**WHAT IS REQUIRED**: Show every line from the entries that follow which holds the word "username".
┌─ DATA EXTRACTS
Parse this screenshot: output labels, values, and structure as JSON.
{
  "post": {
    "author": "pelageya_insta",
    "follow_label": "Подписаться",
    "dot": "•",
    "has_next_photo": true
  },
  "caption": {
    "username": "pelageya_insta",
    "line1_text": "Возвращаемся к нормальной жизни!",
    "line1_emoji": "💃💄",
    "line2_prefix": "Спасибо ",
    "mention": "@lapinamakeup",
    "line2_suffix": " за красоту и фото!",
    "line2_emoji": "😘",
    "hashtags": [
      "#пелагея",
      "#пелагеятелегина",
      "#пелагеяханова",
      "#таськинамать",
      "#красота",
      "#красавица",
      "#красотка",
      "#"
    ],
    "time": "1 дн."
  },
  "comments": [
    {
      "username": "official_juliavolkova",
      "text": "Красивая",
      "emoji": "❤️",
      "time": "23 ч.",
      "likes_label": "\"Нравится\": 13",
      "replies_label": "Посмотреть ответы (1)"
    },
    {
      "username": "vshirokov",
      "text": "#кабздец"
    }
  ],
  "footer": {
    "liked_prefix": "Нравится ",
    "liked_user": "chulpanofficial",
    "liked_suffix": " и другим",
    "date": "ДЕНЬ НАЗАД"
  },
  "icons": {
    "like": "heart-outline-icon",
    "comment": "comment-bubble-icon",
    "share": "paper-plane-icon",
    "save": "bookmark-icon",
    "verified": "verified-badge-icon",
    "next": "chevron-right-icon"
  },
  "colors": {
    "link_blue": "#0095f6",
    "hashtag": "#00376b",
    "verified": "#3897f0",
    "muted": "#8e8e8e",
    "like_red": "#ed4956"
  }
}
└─
**SOLUTION FOR THIS TASK**:
    "username": "pelageya_insta",
      "username": "official_juliavolkova",
      "username": "vshirokov",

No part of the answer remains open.